Use visual weighing
The most important element on the current display should have the most visual weight. Whether in color, size, or contrast, it should easily be the most noticeable thing on the screen. With regards to content, make sure that contents are optimized to the device display size and are easy to read. There should be headings to create a hierarchy on text-heavy pages so users can skim pages quickly.
Have quality imagery
It is important to use quality imagery in the apps since it is easier to fit images and icons that convey as much information as entire phrases of texts on the limited screen size of mobile devices. The use of Scalable Vector Graphics (SVGs) for illustrations and icons is also recommended because it is infinitely scalable. Additionally, SVGs are also smaller in size and can help boost loading times.
Boost security with a VPN
Apps should always be designed with security in mind as a top priority before any mock-ups are even created. The goal behind UI and UX is not just to display information like we’ve been discussing so far, it’s also to only display information that users are allowed to see. Furthermore, if your app requires users to put in any personal or financial information, security and privacy is even more important as cybercrime has been rising significantly since the pandemic hit.
The good news is that there are many things you can do to boost the security of your mobile apps, and one of the most effective is to rely on a virtual private network (or VPN). VPNs are designed to encrypt company and customer data to hide such data from hackers. What’s more, VPNs are incredibly inexpensive as well, and a quick review of the best free VPN apps available today shows that, indeed, they will not cost you a penny.
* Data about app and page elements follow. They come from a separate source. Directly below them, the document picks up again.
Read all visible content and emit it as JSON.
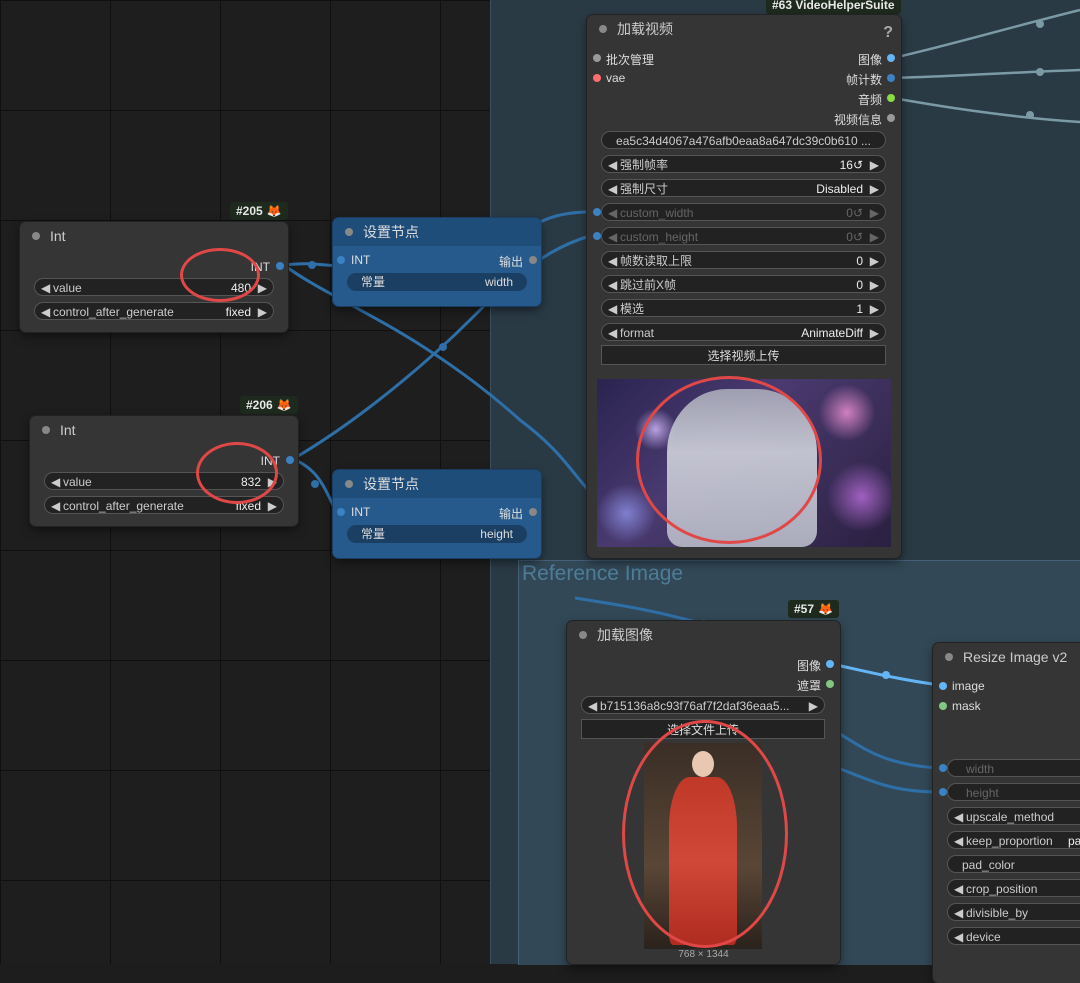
{
  "colors": {
    "slot_int": "#3b82c4",
    "slot_image": "#64b5f6",
    "slot_mask": "#81c784",
    "slot_vae": "#ff6e6e",
    "slot_audio": "#88dd44",
    "highlight_circle": "#e04848"
  },
  "node205": {
    "badge": "#205",
    "title": "Int",
    "output": "INT",
    "value_label": "value",
    "value": "480",
    "cag_label": "control_after_generate",
    "cag_value": "fixed"
  },
  "node206": {
    "badge": "#206",
    "title": "Int",
    "output": "INT",
    "value_label": "value",
    "value": "832",
    "cag_label": "control_after_generate",
    "cag_value": "fixed"
  },
  "setnode1": {
    "title": "设置节点",
    "input": "INT",
    "output": "输出",
    "const_label": "常量",
    "const_value": "width"
  },
  "setnode2": {
    "title": "设置节点",
    "input": "INT",
    "output": "输出",
    "const_label": "常量",
    "const_value": "height"
  },
  "node63": {
    "badge": "#63 VideoHelperSuite",
    "title": "加载视频",
    "help": "?",
    "inputs": [
      "批次管理",
      "vae"
    ],
    "outputs": [
      "图像",
      "帧计数",
      "音频",
      "视频信息"
    ],
    "file": "ea5c34d4067a476afb0eaa8a647dc39c0b610 ...",
    "widgets": [
      {
        "label": "强制帧率",
        "value": "16↺"
      },
      {
        "label": "强制尺寸",
        "value": "Disabled"
      },
      {
        "label": "custom_width",
        "value": "0↺"
      },
      {
        "label": "custom_height",
        "value": "0↺"
      },
      {
        "label": "帧数读取上限",
        "value": "0"
      },
      {
        "label": "跳过前X帧",
        "value": "0"
      },
      {
        "label": "模选",
        "value": "1"
      },
      {
        "label": "format",
        "value": "AnimateDiff"
      }
    ],
    "upload": "选择视频上传"
  },
  "group_ref": {
    "title": "Reference Image"
  },
  "node57": {
    "badge": "#57",
    "title": "加载图像",
    "outputs": [
      "图像",
      "遮罩"
    ],
    "file": "b715136a8c93f76af7f2daf36eaa5...",
    "upload": "选择文件上传",
    "dims": "768 × 1344"
  },
  "resize": {
    "title": "Resize Image v2",
    "inputs": [
      "image",
      "mask"
    ],
    "widgets": [
      "width",
      "height",
      "upscale_method",
      "keep_proportion",
      "pad_color",
      "crop_position",
      "divisible_by",
      "device"
    ],
    "keep_value": "pa"
  }
}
With this in mind, and when you consider the enormous financial repercussions that can happen if you are the victim of a cyberattack, there’s really no excuse not to have a VPN up and running. Each time you plan on taking customer data collected on your business apps, you should have a VPN installed
Standardize interactive elements
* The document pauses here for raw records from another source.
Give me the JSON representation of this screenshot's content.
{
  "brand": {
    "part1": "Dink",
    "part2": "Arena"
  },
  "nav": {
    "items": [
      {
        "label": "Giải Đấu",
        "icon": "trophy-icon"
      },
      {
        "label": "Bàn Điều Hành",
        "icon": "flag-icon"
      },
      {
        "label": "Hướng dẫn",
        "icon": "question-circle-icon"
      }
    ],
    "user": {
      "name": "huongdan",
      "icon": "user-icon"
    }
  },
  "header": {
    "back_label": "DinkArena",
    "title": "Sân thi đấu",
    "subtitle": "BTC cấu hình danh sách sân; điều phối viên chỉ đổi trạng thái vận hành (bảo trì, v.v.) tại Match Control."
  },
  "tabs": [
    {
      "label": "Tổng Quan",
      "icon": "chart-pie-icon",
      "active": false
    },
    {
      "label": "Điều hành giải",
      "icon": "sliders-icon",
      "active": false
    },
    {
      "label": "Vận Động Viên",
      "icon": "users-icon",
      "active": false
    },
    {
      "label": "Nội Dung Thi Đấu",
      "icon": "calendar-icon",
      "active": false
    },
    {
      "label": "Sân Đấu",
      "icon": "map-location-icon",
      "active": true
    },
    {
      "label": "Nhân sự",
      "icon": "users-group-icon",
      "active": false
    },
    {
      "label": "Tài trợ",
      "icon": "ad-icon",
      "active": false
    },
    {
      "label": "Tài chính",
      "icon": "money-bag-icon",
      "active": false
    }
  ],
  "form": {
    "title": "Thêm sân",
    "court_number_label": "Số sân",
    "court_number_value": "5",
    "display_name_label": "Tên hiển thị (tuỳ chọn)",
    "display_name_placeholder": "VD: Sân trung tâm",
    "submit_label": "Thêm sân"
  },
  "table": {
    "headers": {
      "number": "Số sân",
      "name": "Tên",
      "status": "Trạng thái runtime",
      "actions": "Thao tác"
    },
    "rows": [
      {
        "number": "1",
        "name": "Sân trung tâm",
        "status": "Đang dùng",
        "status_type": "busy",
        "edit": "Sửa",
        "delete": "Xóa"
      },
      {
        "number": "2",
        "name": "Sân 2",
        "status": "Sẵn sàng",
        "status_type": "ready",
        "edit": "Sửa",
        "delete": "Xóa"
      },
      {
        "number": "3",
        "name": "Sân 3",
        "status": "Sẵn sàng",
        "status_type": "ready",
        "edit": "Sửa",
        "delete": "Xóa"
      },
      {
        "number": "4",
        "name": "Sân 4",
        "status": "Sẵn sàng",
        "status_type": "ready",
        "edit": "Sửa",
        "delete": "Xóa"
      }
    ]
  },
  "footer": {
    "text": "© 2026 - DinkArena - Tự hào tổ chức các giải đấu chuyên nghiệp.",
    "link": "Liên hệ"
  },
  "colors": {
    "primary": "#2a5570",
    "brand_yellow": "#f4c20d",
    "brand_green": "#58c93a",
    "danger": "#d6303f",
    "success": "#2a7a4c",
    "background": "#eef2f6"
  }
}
Elements should be kept predictable and familiar. The way an object looks or a text reads should easily tell the users how to use it or what it is for. Buttons, especially important ones like the “Back” buttons, and links should be large enough for human finger tapping.
It should also work properly so users can easily go back and make corrections without being led all the way to the home screen. Aside from showing different colors, there should also be a warning message or visual symbol to indicate invalid input so even color-blind users can see their errors.
Even though mobile websites get more visitors than mobile apps, visitors actually spend more time in mobile apps than they do on the web. This is why you have to make sure that the design strategy and practices you used to develop your app will give your users the total UI-UX package, regardless of which design strategy you use to develop the app. Remember, creating a clutter-free and user-friendly app should still remain to be the priority of all app and web design practices.